Chan Sukumaran
Australian Andrew Chan (L) and Myuran Sukumaran wait in a temporary cell for their appeal hearing in Denpasar District Court in BaliMurdani Usman/Reuters

Australian celebrities have added their voices to a campaign calling on the Indonesian government to halt the imminent execution of two men for smuggling heroin.

Andrew Chan and Myuran Sukumaran are due to be executed by firing squad in the next few days, after appeals for clemency to Indonesia's president were rejected.

Along with seven other Australians, the men were found guilty of attempting to smuggle 8kg of heroin into Australia in 2005 and are being held in Kerobokan prison. The others were sentenced to long prison sentences but as "ringleaders" Chan and Sukumaran were given the death penalty.

Now artist Ben Quilty has created a powerful video calling on Indonesia to have mercy on the two men. Quilty, who befriended Sukumaran following his imprisonment, insists he and Chan are rehabilitated and Quilty is organising vigils, tributes and other events to support the men.

"The message is just for the boys to know there are people walking with them in this very dark time," Quilty told news.com.au. "They have no access to any media in there but I'm sure their barristers will talk them through it."

Celebrities joining the campaign I Stand For Mercy include Alan Jones, Asher Keddie, Andrew Denton and Brian Brown.

A petition on Quilty's webpage calling on President Joko Widodo to reprieve the two men has attracted over 2,500 signatures. However, time is running out and Chan and Sukumaran could be shot by firing squad as early as next Sunday.

The prospect of being shot is haunting the two men, says the lawyer for the two men, Julian McMahon.

Under the Indonesian method of execution, prisoners are asked if they wish to be blindfolded and are tied to a plank with a target over their heart.

"If the prisoner isn't dead straight away, the commanding officer is meant to walk up and then put a bullet in their head," said McMahon.

Raji Sukumaran, Myuran's mother, told the Sydney Morning Herald that her son and Chan have spent much of their time helping other prisoners.

"I am confident that if [Joko] knows what they have done and how much they have changed, I am sure he would not have the heart to order them to be executed," she said.

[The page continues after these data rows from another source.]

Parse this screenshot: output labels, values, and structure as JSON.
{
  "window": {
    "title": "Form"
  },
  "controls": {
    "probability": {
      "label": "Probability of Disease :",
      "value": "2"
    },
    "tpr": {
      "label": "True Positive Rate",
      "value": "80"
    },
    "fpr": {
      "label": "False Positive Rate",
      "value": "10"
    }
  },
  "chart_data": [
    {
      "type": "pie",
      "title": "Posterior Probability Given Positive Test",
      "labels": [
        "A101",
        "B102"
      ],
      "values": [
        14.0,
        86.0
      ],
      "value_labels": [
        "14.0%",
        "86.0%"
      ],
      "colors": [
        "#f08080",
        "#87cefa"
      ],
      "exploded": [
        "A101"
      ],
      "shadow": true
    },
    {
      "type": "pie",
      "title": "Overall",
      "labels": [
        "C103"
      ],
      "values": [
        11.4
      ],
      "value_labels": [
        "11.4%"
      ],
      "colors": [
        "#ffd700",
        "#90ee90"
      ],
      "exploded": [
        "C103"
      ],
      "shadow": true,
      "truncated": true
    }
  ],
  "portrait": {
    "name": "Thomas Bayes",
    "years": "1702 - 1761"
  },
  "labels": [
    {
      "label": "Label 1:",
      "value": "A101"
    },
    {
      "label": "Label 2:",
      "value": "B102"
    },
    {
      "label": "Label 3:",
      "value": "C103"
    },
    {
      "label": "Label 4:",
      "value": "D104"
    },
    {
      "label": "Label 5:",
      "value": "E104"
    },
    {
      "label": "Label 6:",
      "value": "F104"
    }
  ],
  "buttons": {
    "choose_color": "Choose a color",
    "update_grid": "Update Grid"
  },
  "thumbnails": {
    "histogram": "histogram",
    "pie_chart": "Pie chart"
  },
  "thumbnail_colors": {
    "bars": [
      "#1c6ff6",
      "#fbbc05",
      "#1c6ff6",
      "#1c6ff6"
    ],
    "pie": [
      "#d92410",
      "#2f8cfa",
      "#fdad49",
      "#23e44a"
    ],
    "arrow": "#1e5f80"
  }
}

Chan's brother Michael was contacted by Australian PM Tony Abbott last week and is trying to remain optimistic about his brother's fate.

"I'm confident our government is doing everything they can," he said.